◆ Exercise requirements ◆
Entries follow. Return each line that contains the word "магазин".

Excerpts from a dataset
┄┄┄┄┄┄┄┄┄┄┄┄┄┄┄┄┄┄┄┄
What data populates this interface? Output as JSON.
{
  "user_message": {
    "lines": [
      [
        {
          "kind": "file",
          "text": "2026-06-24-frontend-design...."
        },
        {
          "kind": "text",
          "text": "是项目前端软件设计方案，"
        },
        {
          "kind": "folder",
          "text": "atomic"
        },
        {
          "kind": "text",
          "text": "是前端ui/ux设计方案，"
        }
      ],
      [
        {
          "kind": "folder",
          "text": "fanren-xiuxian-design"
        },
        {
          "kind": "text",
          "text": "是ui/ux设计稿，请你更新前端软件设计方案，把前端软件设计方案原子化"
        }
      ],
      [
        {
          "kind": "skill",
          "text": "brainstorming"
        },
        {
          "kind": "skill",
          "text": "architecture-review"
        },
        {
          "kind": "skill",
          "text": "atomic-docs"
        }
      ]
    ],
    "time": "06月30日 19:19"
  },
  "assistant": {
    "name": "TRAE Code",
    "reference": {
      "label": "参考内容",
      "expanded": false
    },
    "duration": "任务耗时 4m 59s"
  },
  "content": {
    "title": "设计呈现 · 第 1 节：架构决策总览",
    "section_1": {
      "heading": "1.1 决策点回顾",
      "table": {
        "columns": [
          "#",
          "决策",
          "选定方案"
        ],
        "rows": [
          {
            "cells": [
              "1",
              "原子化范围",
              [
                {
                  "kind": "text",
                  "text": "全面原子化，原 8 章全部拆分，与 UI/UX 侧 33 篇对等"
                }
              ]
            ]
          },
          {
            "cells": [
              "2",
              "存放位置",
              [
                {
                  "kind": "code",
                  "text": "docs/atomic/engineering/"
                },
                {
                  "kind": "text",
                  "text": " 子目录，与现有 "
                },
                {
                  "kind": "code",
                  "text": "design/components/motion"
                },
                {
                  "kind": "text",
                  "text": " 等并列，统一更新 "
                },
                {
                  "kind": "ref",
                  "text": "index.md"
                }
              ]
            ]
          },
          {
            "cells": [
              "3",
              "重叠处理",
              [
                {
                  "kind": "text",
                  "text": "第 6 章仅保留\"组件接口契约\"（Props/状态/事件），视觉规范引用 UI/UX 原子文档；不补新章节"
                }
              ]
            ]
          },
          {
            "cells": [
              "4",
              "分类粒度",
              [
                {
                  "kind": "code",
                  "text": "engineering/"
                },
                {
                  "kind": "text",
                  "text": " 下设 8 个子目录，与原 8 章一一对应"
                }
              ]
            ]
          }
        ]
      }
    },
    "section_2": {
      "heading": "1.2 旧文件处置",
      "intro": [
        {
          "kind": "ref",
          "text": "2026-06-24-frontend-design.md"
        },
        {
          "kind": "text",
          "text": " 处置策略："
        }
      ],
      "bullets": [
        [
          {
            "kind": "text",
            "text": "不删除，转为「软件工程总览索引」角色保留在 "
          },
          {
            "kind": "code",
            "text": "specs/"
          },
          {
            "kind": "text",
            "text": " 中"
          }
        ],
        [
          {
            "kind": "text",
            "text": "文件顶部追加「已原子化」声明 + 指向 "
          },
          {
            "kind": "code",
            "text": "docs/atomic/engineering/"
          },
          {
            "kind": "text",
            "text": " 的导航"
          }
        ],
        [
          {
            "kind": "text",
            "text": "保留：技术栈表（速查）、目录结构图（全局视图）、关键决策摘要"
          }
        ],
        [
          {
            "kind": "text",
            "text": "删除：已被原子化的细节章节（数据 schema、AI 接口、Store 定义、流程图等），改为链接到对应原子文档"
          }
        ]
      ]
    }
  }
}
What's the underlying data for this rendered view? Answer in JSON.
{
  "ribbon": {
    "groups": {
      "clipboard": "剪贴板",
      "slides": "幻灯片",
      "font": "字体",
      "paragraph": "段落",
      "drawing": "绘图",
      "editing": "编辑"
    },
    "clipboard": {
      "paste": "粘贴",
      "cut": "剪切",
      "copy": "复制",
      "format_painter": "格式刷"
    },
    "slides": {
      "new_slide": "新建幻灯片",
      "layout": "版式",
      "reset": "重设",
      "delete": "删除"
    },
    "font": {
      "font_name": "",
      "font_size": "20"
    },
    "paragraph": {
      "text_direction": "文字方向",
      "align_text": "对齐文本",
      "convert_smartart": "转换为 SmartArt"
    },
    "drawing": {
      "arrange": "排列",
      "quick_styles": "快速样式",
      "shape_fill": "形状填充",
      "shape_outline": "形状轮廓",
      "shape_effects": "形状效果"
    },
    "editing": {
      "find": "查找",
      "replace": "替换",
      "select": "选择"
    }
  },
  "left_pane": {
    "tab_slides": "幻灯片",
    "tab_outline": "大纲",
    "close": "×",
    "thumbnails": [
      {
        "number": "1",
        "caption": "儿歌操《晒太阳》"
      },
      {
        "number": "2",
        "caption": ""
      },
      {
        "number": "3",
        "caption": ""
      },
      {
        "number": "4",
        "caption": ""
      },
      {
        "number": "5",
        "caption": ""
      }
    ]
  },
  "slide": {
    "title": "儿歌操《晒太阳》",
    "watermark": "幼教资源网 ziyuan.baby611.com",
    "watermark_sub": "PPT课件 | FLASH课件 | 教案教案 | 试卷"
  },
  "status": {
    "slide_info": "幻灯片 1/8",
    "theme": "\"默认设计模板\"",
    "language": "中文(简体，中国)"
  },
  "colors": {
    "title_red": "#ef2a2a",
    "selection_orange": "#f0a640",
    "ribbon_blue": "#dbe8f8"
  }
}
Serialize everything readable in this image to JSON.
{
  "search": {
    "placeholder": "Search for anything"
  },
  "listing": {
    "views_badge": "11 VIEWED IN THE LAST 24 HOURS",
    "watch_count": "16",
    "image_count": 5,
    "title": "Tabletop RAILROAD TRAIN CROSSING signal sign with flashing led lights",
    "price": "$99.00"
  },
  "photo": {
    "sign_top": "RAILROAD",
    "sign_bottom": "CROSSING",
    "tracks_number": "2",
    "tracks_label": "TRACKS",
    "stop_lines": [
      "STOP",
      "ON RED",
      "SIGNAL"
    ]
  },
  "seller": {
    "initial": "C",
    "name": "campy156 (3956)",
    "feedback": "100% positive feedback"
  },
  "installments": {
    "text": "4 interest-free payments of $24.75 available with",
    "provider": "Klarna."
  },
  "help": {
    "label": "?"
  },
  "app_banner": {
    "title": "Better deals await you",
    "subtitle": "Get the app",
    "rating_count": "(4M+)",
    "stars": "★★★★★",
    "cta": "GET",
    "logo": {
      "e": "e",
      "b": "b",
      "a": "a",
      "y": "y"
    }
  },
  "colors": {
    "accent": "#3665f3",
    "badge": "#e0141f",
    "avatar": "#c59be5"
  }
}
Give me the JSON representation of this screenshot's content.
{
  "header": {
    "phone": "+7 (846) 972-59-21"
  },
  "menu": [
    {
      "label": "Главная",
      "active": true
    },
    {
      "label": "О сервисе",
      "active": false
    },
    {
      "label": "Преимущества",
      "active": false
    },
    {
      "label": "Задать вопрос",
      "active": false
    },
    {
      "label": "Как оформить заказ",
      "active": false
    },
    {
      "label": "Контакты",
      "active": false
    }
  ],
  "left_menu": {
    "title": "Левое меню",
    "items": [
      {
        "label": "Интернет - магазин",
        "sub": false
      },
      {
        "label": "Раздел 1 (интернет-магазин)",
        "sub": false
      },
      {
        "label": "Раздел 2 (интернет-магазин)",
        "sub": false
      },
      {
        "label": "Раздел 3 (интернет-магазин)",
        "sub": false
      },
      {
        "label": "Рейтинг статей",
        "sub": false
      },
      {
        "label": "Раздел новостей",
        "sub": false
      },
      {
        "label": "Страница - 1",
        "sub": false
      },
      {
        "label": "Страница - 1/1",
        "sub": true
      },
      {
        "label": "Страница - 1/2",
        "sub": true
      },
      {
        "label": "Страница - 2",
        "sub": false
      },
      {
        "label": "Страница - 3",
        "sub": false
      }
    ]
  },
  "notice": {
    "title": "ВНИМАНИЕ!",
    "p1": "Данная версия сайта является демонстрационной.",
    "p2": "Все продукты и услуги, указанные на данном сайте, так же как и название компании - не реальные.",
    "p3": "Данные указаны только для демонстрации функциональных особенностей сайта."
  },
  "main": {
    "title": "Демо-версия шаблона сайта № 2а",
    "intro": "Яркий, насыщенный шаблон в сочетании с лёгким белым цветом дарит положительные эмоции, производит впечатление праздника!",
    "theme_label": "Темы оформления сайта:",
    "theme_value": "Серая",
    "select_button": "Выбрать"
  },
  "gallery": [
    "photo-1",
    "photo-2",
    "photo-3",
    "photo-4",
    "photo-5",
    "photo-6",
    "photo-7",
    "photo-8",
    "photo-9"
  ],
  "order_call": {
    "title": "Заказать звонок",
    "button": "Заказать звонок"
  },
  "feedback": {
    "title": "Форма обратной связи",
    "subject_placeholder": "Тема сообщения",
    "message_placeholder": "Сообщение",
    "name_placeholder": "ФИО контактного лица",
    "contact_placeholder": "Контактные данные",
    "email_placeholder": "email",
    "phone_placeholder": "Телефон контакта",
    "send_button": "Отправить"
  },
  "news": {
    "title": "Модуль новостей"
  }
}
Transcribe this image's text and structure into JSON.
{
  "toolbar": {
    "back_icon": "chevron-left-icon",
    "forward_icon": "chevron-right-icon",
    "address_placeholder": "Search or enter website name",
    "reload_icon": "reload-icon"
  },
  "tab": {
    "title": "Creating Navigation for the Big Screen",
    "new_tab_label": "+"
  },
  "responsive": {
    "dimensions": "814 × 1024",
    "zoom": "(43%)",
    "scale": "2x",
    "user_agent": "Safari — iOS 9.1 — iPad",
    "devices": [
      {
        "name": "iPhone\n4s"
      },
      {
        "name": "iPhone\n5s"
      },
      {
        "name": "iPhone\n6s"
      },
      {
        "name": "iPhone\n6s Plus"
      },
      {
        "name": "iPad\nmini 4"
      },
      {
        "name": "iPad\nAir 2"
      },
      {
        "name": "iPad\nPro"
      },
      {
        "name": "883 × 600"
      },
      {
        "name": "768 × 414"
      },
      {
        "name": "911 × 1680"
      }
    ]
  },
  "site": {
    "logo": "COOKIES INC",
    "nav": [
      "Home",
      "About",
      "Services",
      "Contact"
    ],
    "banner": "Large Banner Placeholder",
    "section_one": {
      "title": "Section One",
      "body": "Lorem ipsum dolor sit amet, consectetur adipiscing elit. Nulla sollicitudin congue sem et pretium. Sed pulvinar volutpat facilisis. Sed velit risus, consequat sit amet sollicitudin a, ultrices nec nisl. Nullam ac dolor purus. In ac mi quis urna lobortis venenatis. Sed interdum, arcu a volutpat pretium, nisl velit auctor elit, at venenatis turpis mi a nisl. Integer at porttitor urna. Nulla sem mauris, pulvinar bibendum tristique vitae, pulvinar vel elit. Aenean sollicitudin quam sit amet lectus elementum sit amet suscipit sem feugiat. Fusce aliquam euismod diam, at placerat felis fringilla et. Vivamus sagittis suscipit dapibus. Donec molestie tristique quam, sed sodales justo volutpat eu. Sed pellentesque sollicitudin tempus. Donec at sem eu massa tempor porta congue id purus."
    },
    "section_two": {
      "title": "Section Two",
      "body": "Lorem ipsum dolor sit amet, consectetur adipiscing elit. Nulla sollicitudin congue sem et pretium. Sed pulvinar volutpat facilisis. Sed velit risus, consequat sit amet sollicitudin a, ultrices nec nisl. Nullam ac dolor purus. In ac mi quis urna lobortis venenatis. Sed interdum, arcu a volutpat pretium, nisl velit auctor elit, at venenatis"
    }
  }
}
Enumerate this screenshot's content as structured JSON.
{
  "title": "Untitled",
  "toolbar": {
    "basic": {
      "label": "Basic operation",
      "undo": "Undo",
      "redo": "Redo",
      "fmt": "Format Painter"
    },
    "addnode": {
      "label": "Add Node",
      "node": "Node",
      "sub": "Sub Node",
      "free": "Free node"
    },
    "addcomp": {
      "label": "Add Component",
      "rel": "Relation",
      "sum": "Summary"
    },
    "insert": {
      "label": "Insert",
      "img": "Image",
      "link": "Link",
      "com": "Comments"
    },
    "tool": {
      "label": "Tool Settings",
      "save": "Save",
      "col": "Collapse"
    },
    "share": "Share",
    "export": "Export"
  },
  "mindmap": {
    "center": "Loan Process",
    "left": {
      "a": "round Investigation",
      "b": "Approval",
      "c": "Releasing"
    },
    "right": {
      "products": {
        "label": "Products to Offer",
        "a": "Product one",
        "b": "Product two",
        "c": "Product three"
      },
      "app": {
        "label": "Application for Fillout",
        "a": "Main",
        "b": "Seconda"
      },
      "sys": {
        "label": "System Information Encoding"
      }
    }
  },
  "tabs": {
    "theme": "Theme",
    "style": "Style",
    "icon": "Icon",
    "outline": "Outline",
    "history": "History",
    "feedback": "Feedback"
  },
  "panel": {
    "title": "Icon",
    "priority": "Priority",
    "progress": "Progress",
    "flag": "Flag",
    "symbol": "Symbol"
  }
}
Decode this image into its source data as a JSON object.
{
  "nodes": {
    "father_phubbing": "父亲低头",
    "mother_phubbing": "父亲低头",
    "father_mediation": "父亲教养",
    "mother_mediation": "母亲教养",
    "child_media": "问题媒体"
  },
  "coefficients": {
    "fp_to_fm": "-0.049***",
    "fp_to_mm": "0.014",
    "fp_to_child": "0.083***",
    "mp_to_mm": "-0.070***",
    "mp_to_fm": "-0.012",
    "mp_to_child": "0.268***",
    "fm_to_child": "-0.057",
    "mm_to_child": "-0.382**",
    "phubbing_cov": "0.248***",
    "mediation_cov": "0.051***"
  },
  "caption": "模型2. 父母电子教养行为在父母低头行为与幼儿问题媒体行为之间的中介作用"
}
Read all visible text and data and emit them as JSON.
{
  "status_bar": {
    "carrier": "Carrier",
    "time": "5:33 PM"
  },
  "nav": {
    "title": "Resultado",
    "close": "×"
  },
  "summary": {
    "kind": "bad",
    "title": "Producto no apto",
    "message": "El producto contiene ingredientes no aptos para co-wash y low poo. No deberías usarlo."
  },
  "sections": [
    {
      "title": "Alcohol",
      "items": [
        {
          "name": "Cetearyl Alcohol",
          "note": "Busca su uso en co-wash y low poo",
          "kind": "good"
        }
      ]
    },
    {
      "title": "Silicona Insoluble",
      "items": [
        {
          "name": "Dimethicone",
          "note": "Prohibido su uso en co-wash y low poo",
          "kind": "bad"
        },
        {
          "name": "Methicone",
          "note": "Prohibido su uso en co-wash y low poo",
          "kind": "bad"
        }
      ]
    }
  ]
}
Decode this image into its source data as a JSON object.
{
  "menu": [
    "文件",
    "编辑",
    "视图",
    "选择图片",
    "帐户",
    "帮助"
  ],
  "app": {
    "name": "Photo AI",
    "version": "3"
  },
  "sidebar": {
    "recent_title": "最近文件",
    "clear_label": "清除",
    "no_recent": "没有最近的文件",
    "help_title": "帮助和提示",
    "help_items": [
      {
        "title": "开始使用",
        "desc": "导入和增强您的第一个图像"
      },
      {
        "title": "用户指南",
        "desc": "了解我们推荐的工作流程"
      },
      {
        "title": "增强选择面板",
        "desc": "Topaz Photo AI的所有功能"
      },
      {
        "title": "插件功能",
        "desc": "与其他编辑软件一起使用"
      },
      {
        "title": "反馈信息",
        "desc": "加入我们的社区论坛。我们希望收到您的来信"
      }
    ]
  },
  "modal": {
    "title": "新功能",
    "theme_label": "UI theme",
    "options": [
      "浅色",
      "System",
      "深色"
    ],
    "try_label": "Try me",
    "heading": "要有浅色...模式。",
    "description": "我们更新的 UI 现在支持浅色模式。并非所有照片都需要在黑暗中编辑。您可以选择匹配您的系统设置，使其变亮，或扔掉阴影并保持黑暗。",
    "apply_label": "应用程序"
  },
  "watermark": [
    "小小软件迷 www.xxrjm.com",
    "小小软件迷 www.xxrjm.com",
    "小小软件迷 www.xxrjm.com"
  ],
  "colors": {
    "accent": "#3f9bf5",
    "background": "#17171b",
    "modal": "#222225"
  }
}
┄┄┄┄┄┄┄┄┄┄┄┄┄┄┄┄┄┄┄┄
◆ Exercise solution ◆
        "label": "Интернет - магазин",
        "label": "Раздел 1 (интернет-магазин)",
        "label": "Раздел 2 (интернет-магазин)",
        "label": "Раздел 3 (интернет-магазин)",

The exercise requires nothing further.